[Data excerpts]
===============
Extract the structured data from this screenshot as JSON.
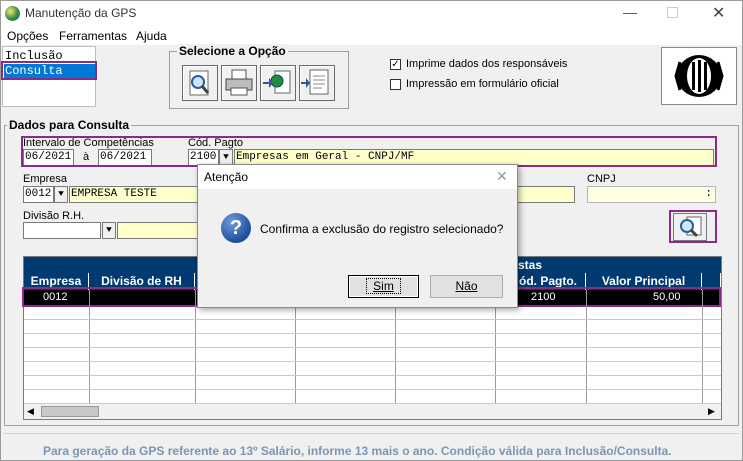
{
  "window": {
    "title": "Manutenção da GPS"
  },
  "menu": [
    "Opções",
    "Ferramentas",
    "Ajuda"
  ],
  "mode_list": [
    "Inclusão",
    "Consulta"
  ],
  "options": {
    "group_title": "Selecione a Opção",
    "print_responsibles": "Imprime dados dos responsáveis",
    "print_official_form": "Impressão em formulário oficial"
  },
  "query": {
    "group_title": "Dados para Consulta",
    "interval_label": "Intervalo de Competências",
    "interval_from": "06/2021",
    "interval_sep": "à",
    "interval_to": "06/2021",
    "payment_code_label": "Cód. Pagto",
    "payment_code": "2100",
    "payment_code_desc": "Empresas em Geral - CNPJ/MF",
    "company_label": "Empresa",
    "company_code": "0012",
    "company_name": "EMPRESA TESTE",
    "cnpj_label": "CNPJ",
    "cnpj_value": ":",
    "division_label": "Divisão R.H."
  },
  "grid": {
    "group_header": "stas",
    "columns": [
      "Empresa",
      "Divisão de RH",
      "",
      "",
      "",
      "ód. Pagto.",
      "Valor Principal"
    ],
    "selected_row": {
      "empresa": "0012",
      "cod_pagto": "2100",
      "valor": "50,00"
    }
  },
  "dialog": {
    "title": "Atenção",
    "message": "Confirma a exclusão do registro selecionado?",
    "yes": "Sim",
    "no": "Não"
  },
  "footer": "Para geração da GPS referente ao 13º Salário, informe 13 mais o ano. Condição válida para Inclusão/Consulta.",
  "colors": {
    "accent": "#8b2a8b",
    "grid_header": "#003a70",
    "selection": "#000000",
    "footer_text": "#7a96b4"
  }
}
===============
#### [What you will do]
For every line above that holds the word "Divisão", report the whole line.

#### [Response to this exercise]
    "division_label": "Divisão R.H."
      "Divisão de RH",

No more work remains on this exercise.